In the records that come next, find every line with "JSON". Return those lines.

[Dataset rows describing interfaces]
--- START ---

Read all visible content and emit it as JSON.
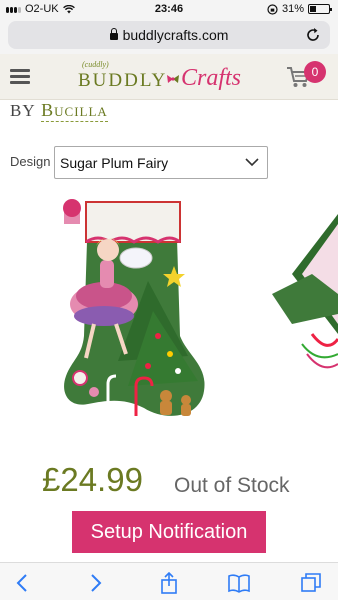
{
  "status_bar": {
    "carrier": "O2-UK",
    "time": "23:46",
    "battery_text": "31%",
    "battery_level": 0.31
  },
  "browser": {
    "url": "buddlycrafts.com"
  },
  "site_header": {
    "logo_small": "(cuddly)",
    "logo_main": "BUDDLY",
    "logo_script": "Crafts",
    "cart_count": "0"
  },
  "product": {
    "by_label": "BY",
    "brand": "Bucilla",
    "design_label": "Design",
    "design_value": "Sugar Plum Fairy",
    "price": "£24.99",
    "stock_status": "Out of Stock",
    "notify_button": "Setup Notification"
  },
  "colors": {
    "accent_pink": "#d6336f",
    "brand_green": "#6b7a22"
  },
  "toolbar": {
    "icons": [
      "back-icon",
      "forward-icon",
      "share-icon",
      "bookmarks-icon",
      "tabs-icon"
    ]
  }
}
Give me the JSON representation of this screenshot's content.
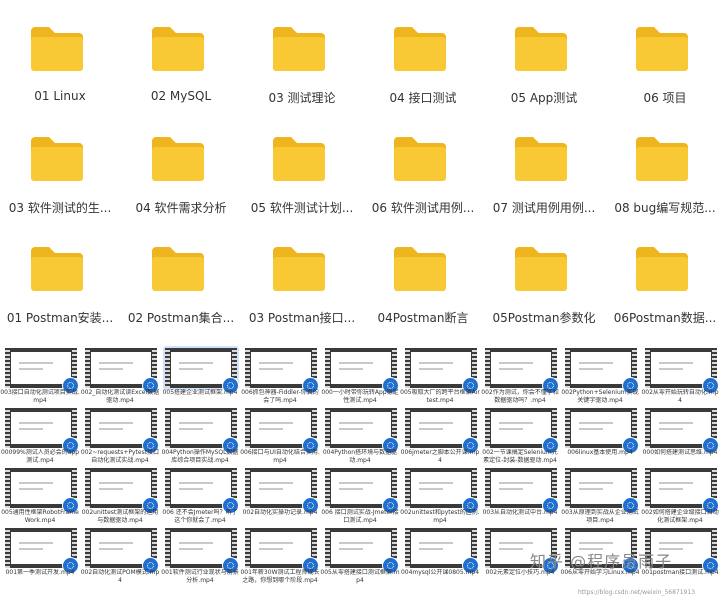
{
  "colors": {
    "folder": "#f8c935",
    "folder_tab": "#eeb51f",
    "badge": "#1f6fd1"
  },
  "folders": [
    "01 Linux",
    "02 MySQL",
    "03 测试理论",
    "04 接口测试",
    "05 App测试",
    "06 项目",
    "03 软件测试的生...",
    "04 软件需求分析",
    "05 软件测试计划...",
    "06 软件测试用例...",
    "07 测试用例用例...",
    "08 bug编写规范...",
    "01 Postman安装...",
    "02 Postman集合...",
    "03 Postman接口...",
    "04Postman断言",
    "05Postman参数化",
    "06Postman数据..."
  ],
  "videos": [
    "003接口自动化测试项目实战.mp4",
    "002_自动化测试读Excel数据驱动.mp4",
    "005搭建企业测试框架.mp4",
    "006抓包神器-Fiddler-你真的会了吗.mp4",
    "000一小时带你玩转App稳定性测试.mp4",
    "005吸取大厂的跨平台框架Airtest.mp4",
    "002作为测试，你会不懂字和数据驱动吗？.mp4",
    "002Python+Selenium实现关键字驱动.mp4",
    "002从零开始玩转自动化.mp4",
    "00099%测试人员必会的app测试.mp4",
    "002~requests+Pytest接口自动化测试实战.mp4",
    "004Python操作MySQL数据库综合项目实战.mp4",
    "006接口与UI自动化结合实用.mp4",
    "004Python搭环境与数据驱动.mp4",
    "006jmeter之脚本公开课.mp4",
    "002一节课搞定Selenium元素定位-封装-数据驱动.mp4",
    "006linux基本使用.mp4",
    "000如何搭建测试思维.mp4",
    "005通用性框架RobotFrameWork.mp4",
    "002unittest测试框架的运用与数据驱动.mp4",
    "006 还不会Jmeter吗？听了这个你就会了.mp4",
    "002自动化实操功记录.mp4",
    "006 接口测试实战-Jmeter接口测试.mp4",
    "002unittest和pytest的区别.mp4",
    "003从自动化测试中台.mp4",
    "003从原理到实战从企业测试项目.mp4",
    "002如何搭建企业级接口自动化测试框架.mp4",
    "001第一季测试开发.mp4",
    "002自动化测试POM模式.mp4",
    "001软件测试行业现状与前景分析.mp4",
    "001年薪30W测试工程师成长之路，你想到哪个阶段.mp4",
    "005从零搭建接口测试框架.mp4",
    "004mysql公开课0805.mp4",
    "002元素定位小技巧.mp4",
    "006从零开始学习Linux.mp4",
    "001postman接口测试.mp4"
  ],
  "watermark": "知乎 @程序员雨子",
  "credit": "https://blog.csdn.net/weixin_56871913"
}
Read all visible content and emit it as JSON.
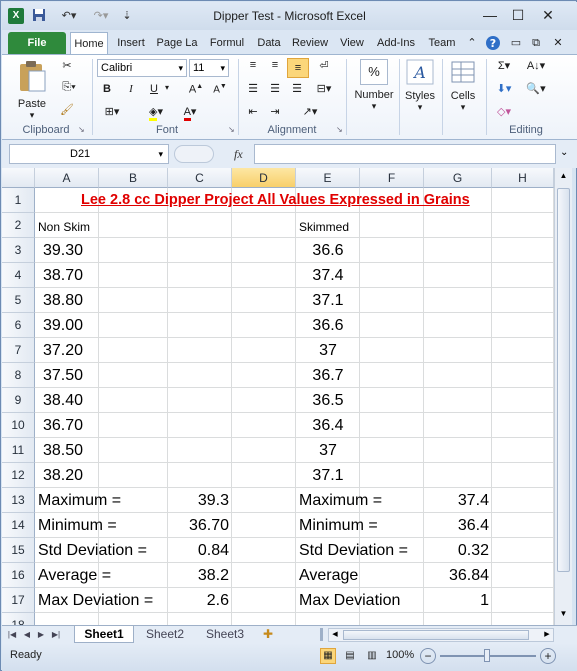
{
  "window": {
    "title": "Dipper Test  -  Microsoft Excel"
  },
  "ribbon_tabs": [
    "File",
    "Home",
    "Insert",
    "Page La",
    "Formul",
    "Data",
    "Review",
    "View",
    "Add-Ins",
    "Team"
  ],
  "ribbon": {
    "paste_label": "Paste",
    "clipboard_label": "Clipboard",
    "font_name": "Calibri",
    "font_size": "11",
    "font_label": "Font",
    "alignment_label": "Alignment",
    "number_label": "Number",
    "number_symbol": "%",
    "styles_label": "Styles",
    "cells_label": "Cells",
    "editing_label": "Editing",
    "bold": "B",
    "italic": "I",
    "underline": "U",
    "sigma": "Σ"
  },
  "formula_bar": {
    "name_box": "D21",
    "fx": "fx",
    "formula": ""
  },
  "columns": [
    "A",
    "B",
    "C",
    "D",
    "E",
    "F",
    "G",
    "H"
  ],
  "rows": [
    "1",
    "2",
    "3",
    "4",
    "5",
    "6",
    "7",
    "8",
    "9",
    "10",
    "11",
    "12",
    "13",
    "14",
    "15",
    "16",
    "17",
    "18"
  ],
  "cells": {
    "title": "Lee 2.8 cc Dipper Project All Values Expressed in Grains",
    "hdr_nonskim": "Non Skim",
    "hdr_skimmed": "Skimmed",
    "nonskim": [
      "39.30",
      "38.70",
      "38.80",
      "39.00",
      "37.20",
      "37.50",
      "38.40",
      "36.70",
      "38.50",
      "38.20"
    ],
    "skimmed": [
      "36.6",
      "37.4",
      "37.1",
      "36.6",
      "37",
      "36.7",
      "36.5",
      "36.4",
      "37",
      "37.1"
    ],
    "stats_labels": [
      "Maximum =",
      "Minimum =",
      "Std Deviation  =",
      "Average =",
      "Max Deviation ="
    ],
    "stats_nonskim": [
      "39.3",
      "36.70",
      "0.84",
      "38.2",
      "2.6"
    ],
    "stats_labels_right": [
      "Maximum =",
      "Minimum =",
      "Std Deviation =",
      "Average",
      "Max Deviation"
    ],
    "stats_skimmed": [
      "37.4",
      "36.4",
      "0.32",
      "36.84",
      "1"
    ]
  },
  "sheet_tabs": [
    "Sheet1",
    "Sheet2",
    "Sheet3"
  ],
  "status": {
    "state": "Ready",
    "zoom": "100%"
  },
  "colors": {
    "title_red": "#e00000",
    "file_tab_green": "#2f8a3c",
    "selected_header": "#f8cf6a"
  }
}
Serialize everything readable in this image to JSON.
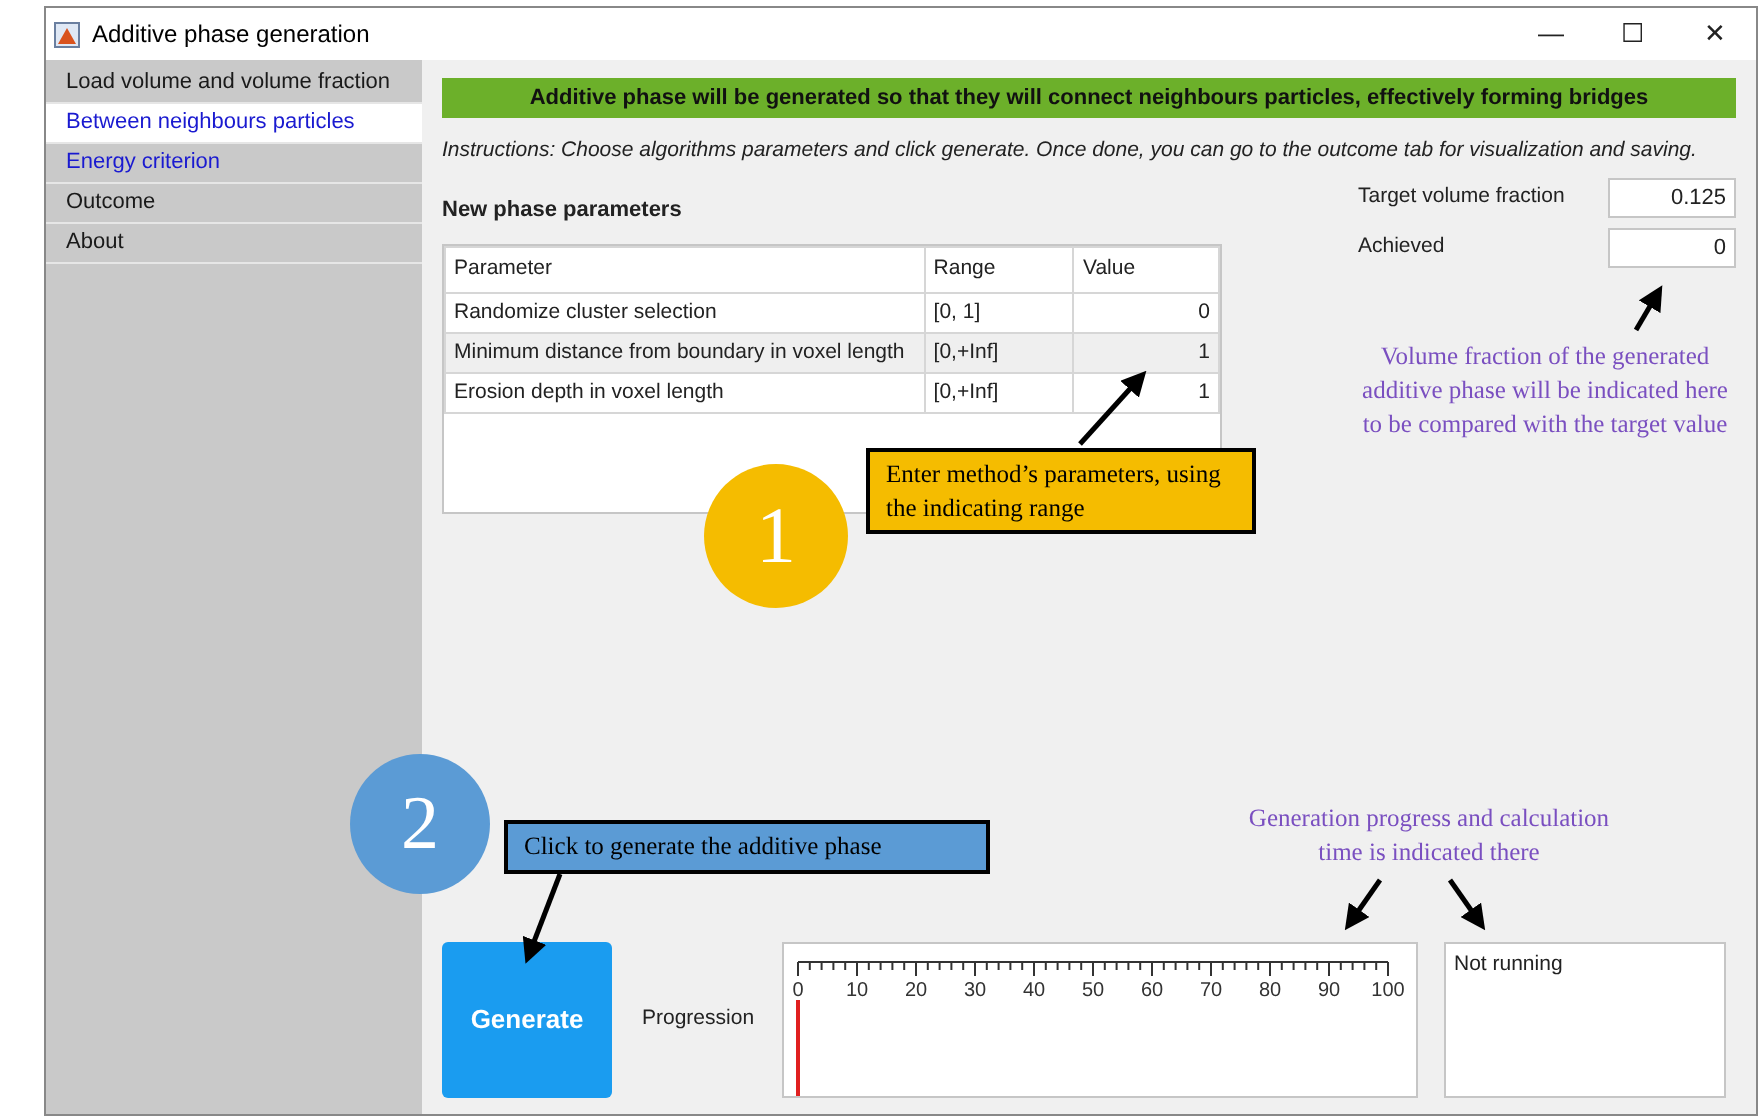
{
  "window": {
    "title": "Additive phase generation",
    "controls": [
      "—",
      "☐",
      "✕"
    ]
  },
  "sidebar": {
    "items": [
      {
        "label": "Load volume and volume fraction",
        "selected": false,
        "color": "#1a1a1a"
      },
      {
        "label": "Between neighbours particles",
        "selected": true,
        "color": "#1a1ad0"
      },
      {
        "label": "Energy criterion",
        "selected": false,
        "color": "#1a1ad0"
      },
      {
        "label": "Outcome",
        "selected": false,
        "color": "#1a1a1a"
      },
      {
        "label": "About",
        "selected": false,
        "color": "#1a1a1a"
      }
    ]
  },
  "banner": "Additive phase will be generated so that they will connect neighbours particles, effectively forming bridges",
  "instructions": "Instructions: Choose algorithms parameters and click generate. Once done, you can go to the outcome tab for visualization and saving.",
  "section_title": "New phase parameters",
  "table": {
    "columns": [
      "Parameter",
      "Range",
      "Value"
    ],
    "rows": [
      [
        "Randomize cluster selection",
        "[0, 1]",
        "0"
      ],
      [
        "Minimum distance from boundary in voxel length",
        "[0,+Inf]",
        "1"
      ],
      [
        "Erosion depth in voxel length",
        "[0,+Inf]",
        "1"
      ]
    ]
  },
  "fields": [
    {
      "label": "Target volume fraction",
      "value": "0.125"
    },
    {
      "label": "Achieved",
      "value": "0"
    }
  ],
  "generate_button": "Generate",
  "progress": {
    "label": "Progression",
    "level": 0,
    "scale_labels": [
      "0",
      "10",
      "20",
      "30",
      "40",
      "50",
      "60",
      "70",
      "80",
      "90",
      "100"
    ]
  },
  "status": "Not running",
  "annotations": [
    {
      "kind": "note",
      "text": "Volume fraction of the generated additive phase will be indicated here to be compared with the target value"
    },
    {
      "kind": "callout",
      "text": "Enter method’s parameters, using the indicating range",
      "color": "#f5bc00"
    },
    {
      "kind": "step",
      "text": "1",
      "color": "#f5bc00"
    },
    {
      "kind": "step",
      "text": "2",
      "color": "#5b9bd5"
    },
    {
      "kind": "callout",
      "text": "Click to generate the additive phase",
      "color": "#5b9bd5"
    },
    {
      "kind": "note",
      "text": "Generation progress and calculation time is indicated there"
    }
  ]
}
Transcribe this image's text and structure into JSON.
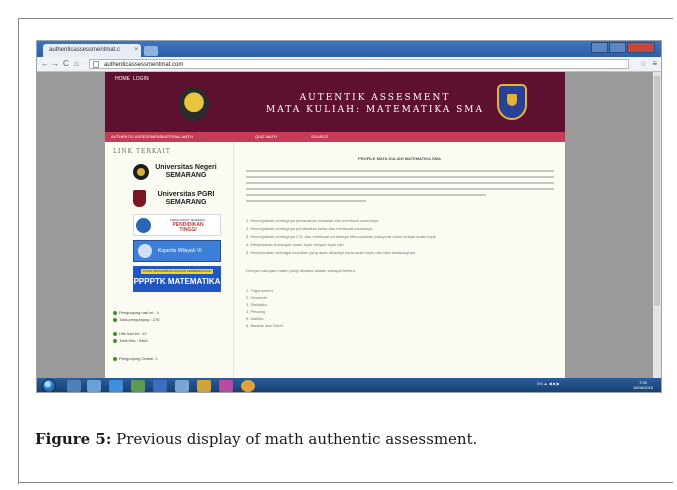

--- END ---

Solution to this task »
Read all visible content and emit it as JSON.
Give me the JSON representation of this screenshot's content.
Read all visible content and emit it as JSON.
Serialize everything readable in this image to JSON.
Transcribe this image's text and structure into JSON.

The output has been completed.